A summer record in the middle of January; it can have its plusses as the long nights of a Northern Hemisphere winter bed in. While I will always associate a hazy, jingly jangly sound with that of the warmer months, there is certainly no hardship to be acquainted with the brand new record from Muscle Shoals region based outfit Belle Adair any time of the year. TUSCUMBIA for those not too au fait with the Shoals area geography is a city (a loose affinity to that word) close to where this band operates. It is the latest release on Single Lock Records, a growing label responsible for excellent albums from Nicole Atkins, Dylan LeBlanc and John Paul White over the last year or so. The sound domain of this record is a lock into the description that greeted this piece in the opening sentences and exceedingly excels at it.
The bonus of having an album-defining track up top has long been championed here and ‘Get Away’ does the job for this, the second album from core four-piece combo Belle Adair. Plenty of harmonious ‘oohs and ahs’ blend into the twangy jangly guitars then emerge to be omnipresent throughout the eleven tracks that form this forty-minute album. While this sound is not what you would expect from, both the area and FAME recording studio where this album saw the light of day, there is certainly a classic American tinge to it, if not necessary pure Americana. Although, association with late 60s California is likely to be referred to, us Brits have perfected the sound, noticeably in the 90s Brit-Pop explosion and more recently in indie bands such as Co-Pilgrim and The Dreaming Spires. Any fans of these three strands of music are likely to find the contents of TUSCUMBIA agreeable.
Repetition is a key to whether you grasp this album or not, and in a rare occurrence for much of the reviewed material here, diversity does not have a major role to play. The vocals reside somewhere in cumulus nimbus territory and allow plenty of room for the multitude of gently strummed guitar riffs to flourish. One certainty is that once you fall under its spell, this record will be very hard to shake off; surely not a too shabby trait to have.
The Muscle Shoals area has a rich history of bearing the fruit of music from humble backwater surroundings and projecting it around the world. Whether TUSCUMBIA does the same for Belle Adair remains to be seen, but markets do spring up for this type of music and plenty across the pond will be wooed.
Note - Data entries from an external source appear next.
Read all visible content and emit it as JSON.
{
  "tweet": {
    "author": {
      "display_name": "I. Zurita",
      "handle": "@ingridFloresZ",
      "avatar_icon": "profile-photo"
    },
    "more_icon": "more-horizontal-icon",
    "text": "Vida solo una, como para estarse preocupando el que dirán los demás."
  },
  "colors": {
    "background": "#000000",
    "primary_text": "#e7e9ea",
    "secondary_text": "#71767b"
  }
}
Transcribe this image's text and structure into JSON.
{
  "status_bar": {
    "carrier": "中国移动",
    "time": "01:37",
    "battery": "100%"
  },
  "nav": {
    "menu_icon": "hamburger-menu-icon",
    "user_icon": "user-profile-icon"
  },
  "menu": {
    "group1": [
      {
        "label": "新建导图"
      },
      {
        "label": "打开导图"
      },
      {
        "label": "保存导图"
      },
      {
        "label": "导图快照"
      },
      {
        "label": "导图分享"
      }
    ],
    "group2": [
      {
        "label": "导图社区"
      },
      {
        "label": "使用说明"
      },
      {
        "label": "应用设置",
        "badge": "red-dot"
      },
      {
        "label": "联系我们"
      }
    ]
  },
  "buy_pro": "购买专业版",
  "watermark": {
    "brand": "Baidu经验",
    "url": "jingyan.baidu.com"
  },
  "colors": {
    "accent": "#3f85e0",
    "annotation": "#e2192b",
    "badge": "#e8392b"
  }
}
Conclusively, this album evolves as a swimmingly good record to kick back to and enjoy whatever the season. Mildly revivalist, yet forever appealing.